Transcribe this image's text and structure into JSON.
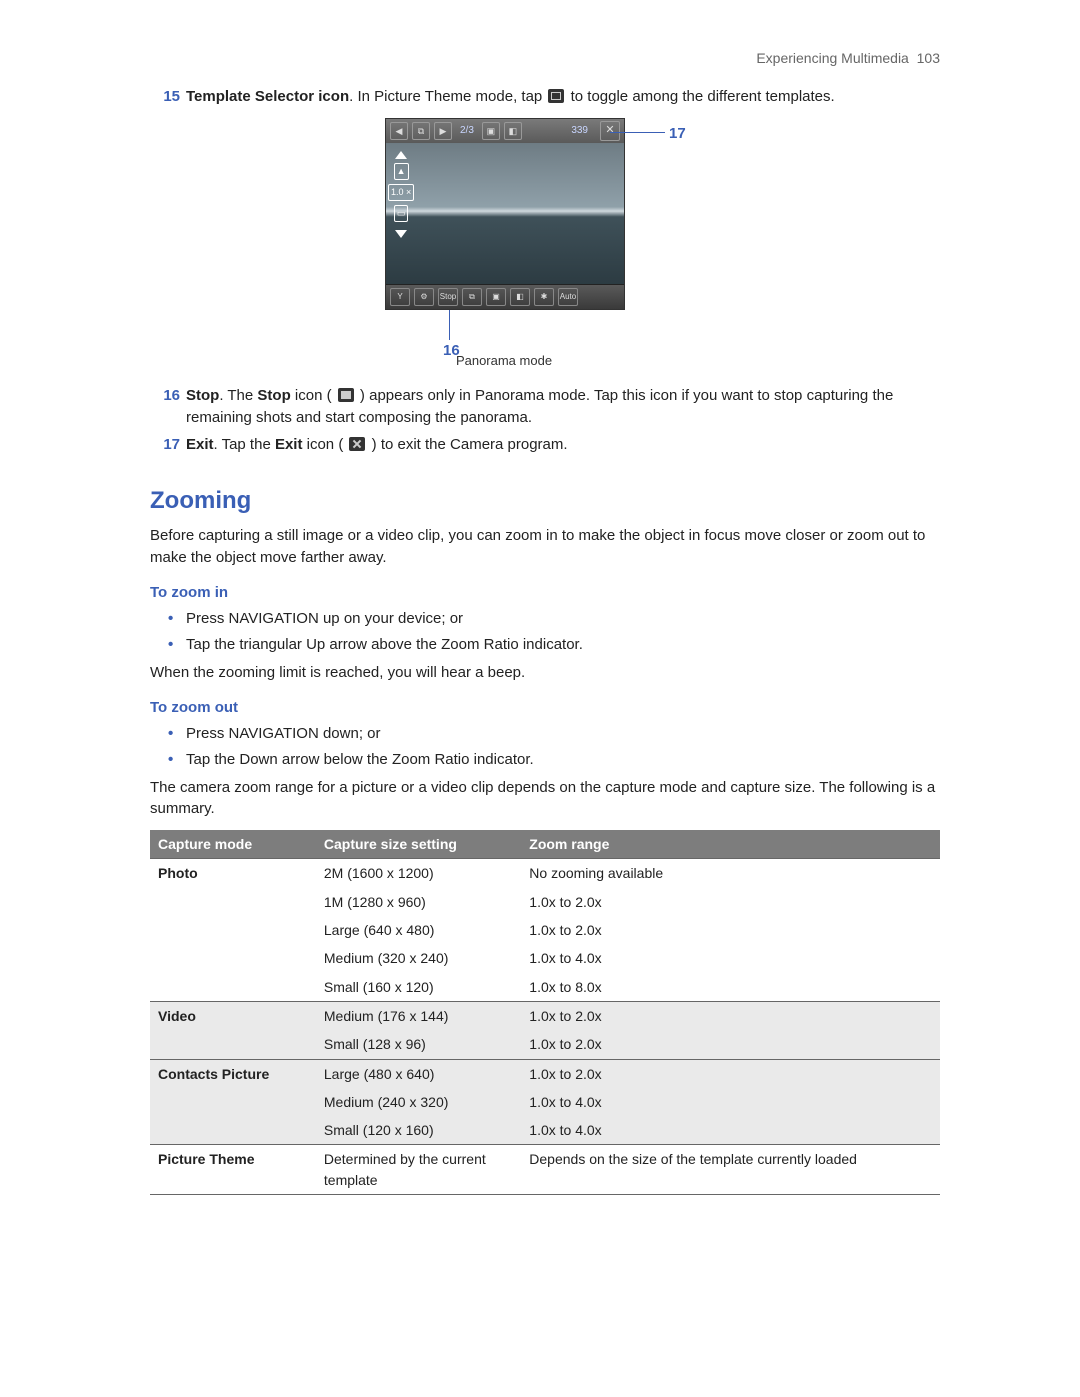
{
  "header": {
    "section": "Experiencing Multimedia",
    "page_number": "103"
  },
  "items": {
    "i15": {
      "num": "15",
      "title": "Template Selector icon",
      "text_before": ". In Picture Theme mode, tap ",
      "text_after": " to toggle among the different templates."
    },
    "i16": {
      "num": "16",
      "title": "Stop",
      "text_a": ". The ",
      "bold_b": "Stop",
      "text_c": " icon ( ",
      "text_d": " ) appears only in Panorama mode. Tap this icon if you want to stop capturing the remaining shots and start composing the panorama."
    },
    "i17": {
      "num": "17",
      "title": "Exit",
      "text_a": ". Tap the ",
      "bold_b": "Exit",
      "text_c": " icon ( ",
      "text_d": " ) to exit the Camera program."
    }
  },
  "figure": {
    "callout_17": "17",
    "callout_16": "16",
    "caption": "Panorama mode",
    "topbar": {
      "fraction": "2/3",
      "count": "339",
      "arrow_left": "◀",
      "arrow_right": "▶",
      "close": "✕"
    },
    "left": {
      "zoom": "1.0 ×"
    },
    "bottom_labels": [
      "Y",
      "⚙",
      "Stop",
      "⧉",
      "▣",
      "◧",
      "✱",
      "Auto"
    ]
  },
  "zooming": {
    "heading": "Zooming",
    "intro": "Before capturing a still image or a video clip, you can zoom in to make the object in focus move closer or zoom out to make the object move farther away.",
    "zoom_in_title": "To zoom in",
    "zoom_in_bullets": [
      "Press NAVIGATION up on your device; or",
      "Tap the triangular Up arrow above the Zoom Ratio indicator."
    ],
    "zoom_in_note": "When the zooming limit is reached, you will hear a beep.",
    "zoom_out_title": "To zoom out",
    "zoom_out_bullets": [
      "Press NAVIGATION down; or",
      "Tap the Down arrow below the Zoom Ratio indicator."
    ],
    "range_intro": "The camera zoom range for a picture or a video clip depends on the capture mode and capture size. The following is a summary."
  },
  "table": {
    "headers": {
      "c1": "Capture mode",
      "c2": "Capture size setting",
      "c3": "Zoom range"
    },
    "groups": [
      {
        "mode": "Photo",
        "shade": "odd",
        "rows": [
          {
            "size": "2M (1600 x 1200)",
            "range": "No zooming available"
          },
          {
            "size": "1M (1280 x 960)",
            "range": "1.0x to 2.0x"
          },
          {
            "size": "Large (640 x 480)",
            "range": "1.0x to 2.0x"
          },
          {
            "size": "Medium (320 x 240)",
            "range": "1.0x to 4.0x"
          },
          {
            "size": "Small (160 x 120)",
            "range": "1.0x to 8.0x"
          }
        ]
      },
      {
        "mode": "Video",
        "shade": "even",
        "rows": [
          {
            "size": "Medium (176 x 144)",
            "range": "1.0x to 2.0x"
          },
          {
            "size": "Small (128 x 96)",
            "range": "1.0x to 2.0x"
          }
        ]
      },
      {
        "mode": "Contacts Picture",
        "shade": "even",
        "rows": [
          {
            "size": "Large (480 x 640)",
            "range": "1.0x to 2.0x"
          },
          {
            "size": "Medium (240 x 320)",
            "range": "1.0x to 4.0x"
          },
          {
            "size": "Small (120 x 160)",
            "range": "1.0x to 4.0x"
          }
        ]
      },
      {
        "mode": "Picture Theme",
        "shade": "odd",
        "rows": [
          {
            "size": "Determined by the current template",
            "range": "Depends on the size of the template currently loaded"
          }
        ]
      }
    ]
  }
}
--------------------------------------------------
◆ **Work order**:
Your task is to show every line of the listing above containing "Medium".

◆ **Exercise result**:
            "size": "Medium (320 x 240)",
            "size": "Medium (176 x 144)",
            "size": "Medium (240 x 320)",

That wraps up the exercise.